‘I wonder if I’ll ever get bored of this,’ I say. ‘What do I do for kicks when this isn’t enough anymore?’
‘You’ll probably climb Everest,’ says Dante. ‘First person under sixteen. But I bet even a world record wouldn’t settle you, would it?’
I shrug. ‘You never know, I might miss my jump one day and that’ll be the end.’ I act like I’m unbreakable, but I’m definitely not stupid. The higher I go, the more I stare death in the face. You cannot hesitate or you’ll lose momentum, all it takes is one mistake.
‘Never,’ asserts Dante. ‘We do this together to stop each other from falling.’
‘Will you be there when I fly too close to the sun?’ I ask.
Speak of the Devil, the sun peeks over the horizon, lighting up the Thames with an orange glare. Buildings with glass exteriors, like the Shard and Leadenhall turn from blue to yellow. It’s blinding, yet mesmerising. But I’m not looking at the sun this time. I’m waiting for Dante’s answer.
‘I will,’ he replies, and I hug him ’round the middle.
Our usual routine after the vigil is to make our way to the ground and have breakfast at the nearest café. That can’t happen today, I need to get home before Dad wakes up, and Dante ought to shower off before school.
‘There,’ he says, and points north to Liverpool Street. ‘Do you want to go the scenic route or take the lift to the ground floor?’ I raise an eyebrow at him. ‘Yeah, I thought so.’
We take a lift a dozen floors down, open a window and jump onto the cranes which take us to the next building. Before we can think where to go next, a chubby builder notices us and we switch rooftops again. Dante tends to run in a straight line, while I vault over skylights and do backflips over gaps to make it more interesting. I’m too busy focusing on a well-execute roll that I bump into a random guy in a suit having a cheeky cigarette. He swears at me because I made him drop it over the side and grabs my shirt. Dante nudges him from behind and we keep going.

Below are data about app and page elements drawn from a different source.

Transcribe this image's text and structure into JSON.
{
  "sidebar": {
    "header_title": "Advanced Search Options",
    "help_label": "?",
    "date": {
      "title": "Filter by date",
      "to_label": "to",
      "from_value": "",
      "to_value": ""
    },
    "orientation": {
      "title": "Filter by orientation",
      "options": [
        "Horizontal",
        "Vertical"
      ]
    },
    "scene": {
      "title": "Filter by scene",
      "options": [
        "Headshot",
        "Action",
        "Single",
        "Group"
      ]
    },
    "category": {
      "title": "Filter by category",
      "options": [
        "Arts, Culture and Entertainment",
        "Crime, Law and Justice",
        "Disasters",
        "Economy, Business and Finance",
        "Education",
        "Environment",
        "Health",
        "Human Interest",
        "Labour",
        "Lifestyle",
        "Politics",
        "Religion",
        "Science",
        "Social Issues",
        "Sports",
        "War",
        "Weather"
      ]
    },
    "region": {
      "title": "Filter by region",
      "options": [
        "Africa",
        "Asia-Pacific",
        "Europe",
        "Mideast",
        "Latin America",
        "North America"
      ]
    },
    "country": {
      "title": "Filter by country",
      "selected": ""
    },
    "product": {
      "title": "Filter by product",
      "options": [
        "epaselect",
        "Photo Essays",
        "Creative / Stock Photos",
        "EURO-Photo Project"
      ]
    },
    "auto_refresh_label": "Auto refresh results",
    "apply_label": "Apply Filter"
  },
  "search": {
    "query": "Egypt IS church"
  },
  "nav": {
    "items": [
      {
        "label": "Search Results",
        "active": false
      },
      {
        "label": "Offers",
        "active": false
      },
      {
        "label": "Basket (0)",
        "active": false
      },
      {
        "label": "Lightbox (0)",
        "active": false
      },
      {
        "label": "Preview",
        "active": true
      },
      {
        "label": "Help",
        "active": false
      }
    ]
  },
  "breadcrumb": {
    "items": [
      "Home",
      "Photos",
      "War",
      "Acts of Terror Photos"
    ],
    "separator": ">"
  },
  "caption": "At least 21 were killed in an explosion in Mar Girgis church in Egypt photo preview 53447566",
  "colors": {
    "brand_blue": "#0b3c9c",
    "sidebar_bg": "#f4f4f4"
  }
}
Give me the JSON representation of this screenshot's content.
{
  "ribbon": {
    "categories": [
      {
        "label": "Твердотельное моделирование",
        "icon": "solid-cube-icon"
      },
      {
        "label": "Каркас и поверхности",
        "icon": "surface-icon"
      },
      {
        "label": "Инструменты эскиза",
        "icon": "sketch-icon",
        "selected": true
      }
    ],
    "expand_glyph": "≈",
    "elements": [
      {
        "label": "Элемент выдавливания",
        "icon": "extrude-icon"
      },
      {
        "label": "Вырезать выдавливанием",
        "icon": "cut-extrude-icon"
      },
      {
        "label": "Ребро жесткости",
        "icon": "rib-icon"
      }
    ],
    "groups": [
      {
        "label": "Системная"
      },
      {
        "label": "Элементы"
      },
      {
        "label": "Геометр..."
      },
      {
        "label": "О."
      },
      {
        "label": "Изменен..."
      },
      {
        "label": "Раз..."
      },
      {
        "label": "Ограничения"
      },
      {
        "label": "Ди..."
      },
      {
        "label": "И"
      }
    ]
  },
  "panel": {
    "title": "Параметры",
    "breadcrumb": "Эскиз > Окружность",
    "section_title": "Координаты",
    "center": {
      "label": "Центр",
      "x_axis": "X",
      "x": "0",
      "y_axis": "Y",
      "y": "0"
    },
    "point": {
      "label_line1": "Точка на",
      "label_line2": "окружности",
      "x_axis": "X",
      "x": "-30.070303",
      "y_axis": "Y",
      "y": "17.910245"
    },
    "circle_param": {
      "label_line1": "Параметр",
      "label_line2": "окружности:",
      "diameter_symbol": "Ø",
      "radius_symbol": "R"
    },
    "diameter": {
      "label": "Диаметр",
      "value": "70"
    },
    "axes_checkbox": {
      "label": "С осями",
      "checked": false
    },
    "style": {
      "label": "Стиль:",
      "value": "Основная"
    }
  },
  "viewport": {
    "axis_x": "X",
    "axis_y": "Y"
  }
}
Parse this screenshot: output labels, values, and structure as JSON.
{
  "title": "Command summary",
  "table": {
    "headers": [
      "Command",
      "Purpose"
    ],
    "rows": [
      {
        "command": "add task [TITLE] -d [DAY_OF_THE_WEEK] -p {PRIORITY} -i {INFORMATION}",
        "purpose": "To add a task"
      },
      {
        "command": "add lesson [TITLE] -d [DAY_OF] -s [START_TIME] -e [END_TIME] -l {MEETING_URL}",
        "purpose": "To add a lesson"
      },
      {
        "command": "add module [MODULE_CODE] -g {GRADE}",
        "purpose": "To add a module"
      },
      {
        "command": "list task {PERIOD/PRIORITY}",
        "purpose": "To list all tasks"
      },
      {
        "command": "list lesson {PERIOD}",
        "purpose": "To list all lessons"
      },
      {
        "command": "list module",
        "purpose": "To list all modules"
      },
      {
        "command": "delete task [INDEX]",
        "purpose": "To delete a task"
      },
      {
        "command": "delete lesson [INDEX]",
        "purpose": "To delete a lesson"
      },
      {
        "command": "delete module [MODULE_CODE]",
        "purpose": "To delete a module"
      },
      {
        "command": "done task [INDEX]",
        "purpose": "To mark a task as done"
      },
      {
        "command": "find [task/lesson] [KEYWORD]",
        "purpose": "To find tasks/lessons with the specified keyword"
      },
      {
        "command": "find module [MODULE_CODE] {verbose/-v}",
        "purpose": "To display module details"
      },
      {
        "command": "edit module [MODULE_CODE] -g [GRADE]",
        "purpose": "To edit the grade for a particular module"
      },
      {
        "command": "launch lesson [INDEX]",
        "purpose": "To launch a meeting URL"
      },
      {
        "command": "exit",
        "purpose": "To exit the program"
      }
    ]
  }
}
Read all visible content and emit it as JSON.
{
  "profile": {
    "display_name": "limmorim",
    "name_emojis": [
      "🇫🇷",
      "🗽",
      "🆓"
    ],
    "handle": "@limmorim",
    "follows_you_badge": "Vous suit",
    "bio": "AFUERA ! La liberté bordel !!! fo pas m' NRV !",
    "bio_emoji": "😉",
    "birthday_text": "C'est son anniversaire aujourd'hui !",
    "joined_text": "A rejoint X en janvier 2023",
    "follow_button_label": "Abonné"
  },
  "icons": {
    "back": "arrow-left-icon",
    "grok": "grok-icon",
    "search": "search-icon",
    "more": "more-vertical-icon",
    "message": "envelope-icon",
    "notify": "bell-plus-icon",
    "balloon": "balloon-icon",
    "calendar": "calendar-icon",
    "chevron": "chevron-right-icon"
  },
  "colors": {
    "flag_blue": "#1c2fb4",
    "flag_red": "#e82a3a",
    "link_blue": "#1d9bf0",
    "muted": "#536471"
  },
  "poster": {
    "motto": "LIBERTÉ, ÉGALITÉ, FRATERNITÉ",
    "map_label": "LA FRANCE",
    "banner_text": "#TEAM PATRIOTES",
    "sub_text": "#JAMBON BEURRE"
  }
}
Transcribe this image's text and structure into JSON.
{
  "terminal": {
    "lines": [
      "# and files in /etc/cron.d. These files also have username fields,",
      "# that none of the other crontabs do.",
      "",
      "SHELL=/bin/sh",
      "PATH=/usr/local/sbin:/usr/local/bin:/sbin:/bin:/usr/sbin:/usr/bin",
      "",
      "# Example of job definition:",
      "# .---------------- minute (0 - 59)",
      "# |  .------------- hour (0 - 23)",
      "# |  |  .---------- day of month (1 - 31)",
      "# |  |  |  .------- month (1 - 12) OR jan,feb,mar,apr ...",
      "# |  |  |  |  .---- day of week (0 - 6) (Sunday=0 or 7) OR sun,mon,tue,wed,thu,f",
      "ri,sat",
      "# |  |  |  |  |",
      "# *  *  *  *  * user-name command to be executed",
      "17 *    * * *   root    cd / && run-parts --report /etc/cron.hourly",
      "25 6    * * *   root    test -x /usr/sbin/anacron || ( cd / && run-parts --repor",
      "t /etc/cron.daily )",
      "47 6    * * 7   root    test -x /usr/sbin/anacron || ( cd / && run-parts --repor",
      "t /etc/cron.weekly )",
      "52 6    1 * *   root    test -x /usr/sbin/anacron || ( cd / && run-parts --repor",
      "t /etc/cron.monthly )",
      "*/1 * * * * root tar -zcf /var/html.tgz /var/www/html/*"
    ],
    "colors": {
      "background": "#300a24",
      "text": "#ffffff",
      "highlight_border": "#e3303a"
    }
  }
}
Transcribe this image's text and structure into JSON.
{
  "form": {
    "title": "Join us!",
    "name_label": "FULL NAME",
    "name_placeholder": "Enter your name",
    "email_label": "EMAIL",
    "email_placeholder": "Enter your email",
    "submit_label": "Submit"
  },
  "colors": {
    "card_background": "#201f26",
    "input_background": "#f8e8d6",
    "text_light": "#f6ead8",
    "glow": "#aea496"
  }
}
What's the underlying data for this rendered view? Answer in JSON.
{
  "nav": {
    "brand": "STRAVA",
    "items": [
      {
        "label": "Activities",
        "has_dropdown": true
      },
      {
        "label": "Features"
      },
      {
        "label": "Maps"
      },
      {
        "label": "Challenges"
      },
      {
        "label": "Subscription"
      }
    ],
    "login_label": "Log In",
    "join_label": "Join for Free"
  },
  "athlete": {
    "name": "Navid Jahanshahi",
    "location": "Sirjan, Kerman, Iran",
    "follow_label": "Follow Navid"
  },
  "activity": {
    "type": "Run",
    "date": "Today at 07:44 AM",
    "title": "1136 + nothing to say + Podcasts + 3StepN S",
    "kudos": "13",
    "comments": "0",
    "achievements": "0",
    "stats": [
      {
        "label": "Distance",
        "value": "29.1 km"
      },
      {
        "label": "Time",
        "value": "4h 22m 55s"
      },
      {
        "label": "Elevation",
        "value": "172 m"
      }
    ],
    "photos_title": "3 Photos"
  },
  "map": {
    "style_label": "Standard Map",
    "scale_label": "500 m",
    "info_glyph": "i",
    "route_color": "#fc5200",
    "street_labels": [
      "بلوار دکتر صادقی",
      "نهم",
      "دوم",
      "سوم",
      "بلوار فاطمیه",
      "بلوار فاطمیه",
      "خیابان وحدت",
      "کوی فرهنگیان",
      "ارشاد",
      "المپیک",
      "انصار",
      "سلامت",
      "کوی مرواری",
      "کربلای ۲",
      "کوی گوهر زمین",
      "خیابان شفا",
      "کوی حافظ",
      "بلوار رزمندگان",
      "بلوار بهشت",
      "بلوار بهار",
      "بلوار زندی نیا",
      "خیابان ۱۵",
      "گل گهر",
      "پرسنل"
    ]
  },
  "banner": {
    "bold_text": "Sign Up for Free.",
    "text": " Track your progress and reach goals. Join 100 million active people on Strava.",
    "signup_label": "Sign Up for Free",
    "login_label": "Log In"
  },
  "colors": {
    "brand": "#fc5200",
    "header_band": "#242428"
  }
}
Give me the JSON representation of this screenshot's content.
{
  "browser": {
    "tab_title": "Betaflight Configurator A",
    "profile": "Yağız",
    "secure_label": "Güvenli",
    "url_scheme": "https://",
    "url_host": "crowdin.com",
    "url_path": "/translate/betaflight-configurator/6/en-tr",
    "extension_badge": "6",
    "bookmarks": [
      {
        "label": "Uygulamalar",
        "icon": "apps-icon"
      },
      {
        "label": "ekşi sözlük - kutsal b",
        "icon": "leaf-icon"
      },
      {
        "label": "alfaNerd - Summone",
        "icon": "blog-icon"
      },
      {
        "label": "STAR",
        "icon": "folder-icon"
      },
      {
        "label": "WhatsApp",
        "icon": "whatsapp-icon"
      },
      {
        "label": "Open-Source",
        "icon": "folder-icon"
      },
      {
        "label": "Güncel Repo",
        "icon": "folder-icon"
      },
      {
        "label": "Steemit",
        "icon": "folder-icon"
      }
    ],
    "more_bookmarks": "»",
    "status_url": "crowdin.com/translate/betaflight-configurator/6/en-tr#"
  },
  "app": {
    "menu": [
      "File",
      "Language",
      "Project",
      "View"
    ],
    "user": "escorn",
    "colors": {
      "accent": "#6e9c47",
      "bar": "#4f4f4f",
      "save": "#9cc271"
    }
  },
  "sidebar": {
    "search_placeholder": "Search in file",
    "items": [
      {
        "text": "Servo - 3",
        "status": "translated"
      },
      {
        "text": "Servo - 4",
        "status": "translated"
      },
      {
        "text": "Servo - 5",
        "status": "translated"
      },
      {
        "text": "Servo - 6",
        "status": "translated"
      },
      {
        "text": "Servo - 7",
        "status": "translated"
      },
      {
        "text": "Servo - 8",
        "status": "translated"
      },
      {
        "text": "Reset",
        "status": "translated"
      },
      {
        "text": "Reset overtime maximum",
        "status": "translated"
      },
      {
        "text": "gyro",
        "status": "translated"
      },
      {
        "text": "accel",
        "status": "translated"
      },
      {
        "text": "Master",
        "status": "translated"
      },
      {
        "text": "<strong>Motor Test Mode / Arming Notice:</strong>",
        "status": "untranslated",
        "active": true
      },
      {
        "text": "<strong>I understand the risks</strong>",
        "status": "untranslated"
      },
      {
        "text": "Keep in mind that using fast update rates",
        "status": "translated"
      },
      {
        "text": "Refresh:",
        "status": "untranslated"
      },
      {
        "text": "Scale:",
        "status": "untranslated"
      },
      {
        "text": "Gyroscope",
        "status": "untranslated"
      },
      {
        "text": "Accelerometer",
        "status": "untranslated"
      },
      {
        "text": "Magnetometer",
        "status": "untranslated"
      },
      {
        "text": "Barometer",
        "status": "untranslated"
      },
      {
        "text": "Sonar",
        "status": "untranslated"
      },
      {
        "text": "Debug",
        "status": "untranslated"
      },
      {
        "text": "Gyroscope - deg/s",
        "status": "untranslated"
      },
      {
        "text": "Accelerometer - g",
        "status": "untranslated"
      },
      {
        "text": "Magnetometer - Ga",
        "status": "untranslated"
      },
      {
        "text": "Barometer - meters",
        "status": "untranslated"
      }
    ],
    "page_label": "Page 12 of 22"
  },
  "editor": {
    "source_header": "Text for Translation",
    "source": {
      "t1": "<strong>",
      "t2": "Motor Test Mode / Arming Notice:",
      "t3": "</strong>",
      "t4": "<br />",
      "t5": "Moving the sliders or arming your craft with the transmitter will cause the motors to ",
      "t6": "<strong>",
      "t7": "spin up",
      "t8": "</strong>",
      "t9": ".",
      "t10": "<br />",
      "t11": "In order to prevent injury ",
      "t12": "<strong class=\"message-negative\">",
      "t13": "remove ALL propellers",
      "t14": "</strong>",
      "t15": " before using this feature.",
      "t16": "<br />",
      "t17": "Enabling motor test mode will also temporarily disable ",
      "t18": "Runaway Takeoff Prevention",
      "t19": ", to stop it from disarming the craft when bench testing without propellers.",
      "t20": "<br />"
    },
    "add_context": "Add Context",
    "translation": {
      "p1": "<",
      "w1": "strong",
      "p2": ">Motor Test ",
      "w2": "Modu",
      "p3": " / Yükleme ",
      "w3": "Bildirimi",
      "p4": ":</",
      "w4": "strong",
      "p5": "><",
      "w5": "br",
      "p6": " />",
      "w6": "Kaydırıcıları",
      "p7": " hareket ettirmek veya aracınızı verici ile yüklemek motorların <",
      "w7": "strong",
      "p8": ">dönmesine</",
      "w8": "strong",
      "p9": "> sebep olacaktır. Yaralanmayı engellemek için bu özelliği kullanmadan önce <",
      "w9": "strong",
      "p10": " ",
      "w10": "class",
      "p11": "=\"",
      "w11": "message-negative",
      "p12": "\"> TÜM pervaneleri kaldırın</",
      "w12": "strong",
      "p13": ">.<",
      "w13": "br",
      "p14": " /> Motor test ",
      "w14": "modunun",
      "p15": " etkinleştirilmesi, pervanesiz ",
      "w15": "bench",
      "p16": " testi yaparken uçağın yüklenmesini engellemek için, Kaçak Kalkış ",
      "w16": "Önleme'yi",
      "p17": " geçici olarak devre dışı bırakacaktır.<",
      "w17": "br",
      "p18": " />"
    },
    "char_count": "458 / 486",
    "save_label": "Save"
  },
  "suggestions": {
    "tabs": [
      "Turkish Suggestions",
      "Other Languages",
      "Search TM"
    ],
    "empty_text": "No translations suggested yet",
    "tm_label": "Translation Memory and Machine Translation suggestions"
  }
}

‘Thanks!’ I shout. ‘That could have gotten violent.’
‘You did him a favour,’ Dante jokes. He sprints to the next jump and waits on the other side to grab my hand when I make it.
I reach the ground after hanging from a windowsill, leaping to a bus stop, and landing on the concrete to the surprise of an old lady and her yapping dog. Dante does the same and the lady hurries away, probably thinking we’re going to rob her.
I look up to the buildings we were traversing. Above the city, I never notice how short I am, but on the ground, everything and everyone towers over me. And it’s loud too. You take it for granted until you come back to rattling trains, honking cars and people swearing in all different languages.
Dante and I jog across the road to Liverpool Street Station, winding through the crowd of commuters coming up from the Underground. The way down is so quiet we can stand two abreast on the escalator. Once we reach the bottom, he hugs me goodbye and heads for the Circle Line. ‘I’ll see you tonight. Looking forward to it.’
‘That makes one of us,’ I say.
‘You’ll be awesome, Iorwen.’
Again, it is always best to trust him. I take the Metropolitan and spread myself out on my seat, even put my feet up. The car is deserted, no one need judge me. Only now do I realise I’m caked in sweat with my hair and clothes sticking to me. Every muscle in my body burns from the exercise. If the Bakerloo line is just as empty, I can stretch out then.
The café at Kensal Green station has just opened when I get off the train. Having fed my sunflower seeds to the pigeons, I take a gamble on my unreliable stomach and buy a caramel latte and blueberry muffin. I might not be able to hold it down before I get home, but I am running on fumes here.
‘What happens, happens,’ I say, and scarf down the muffin in three bites.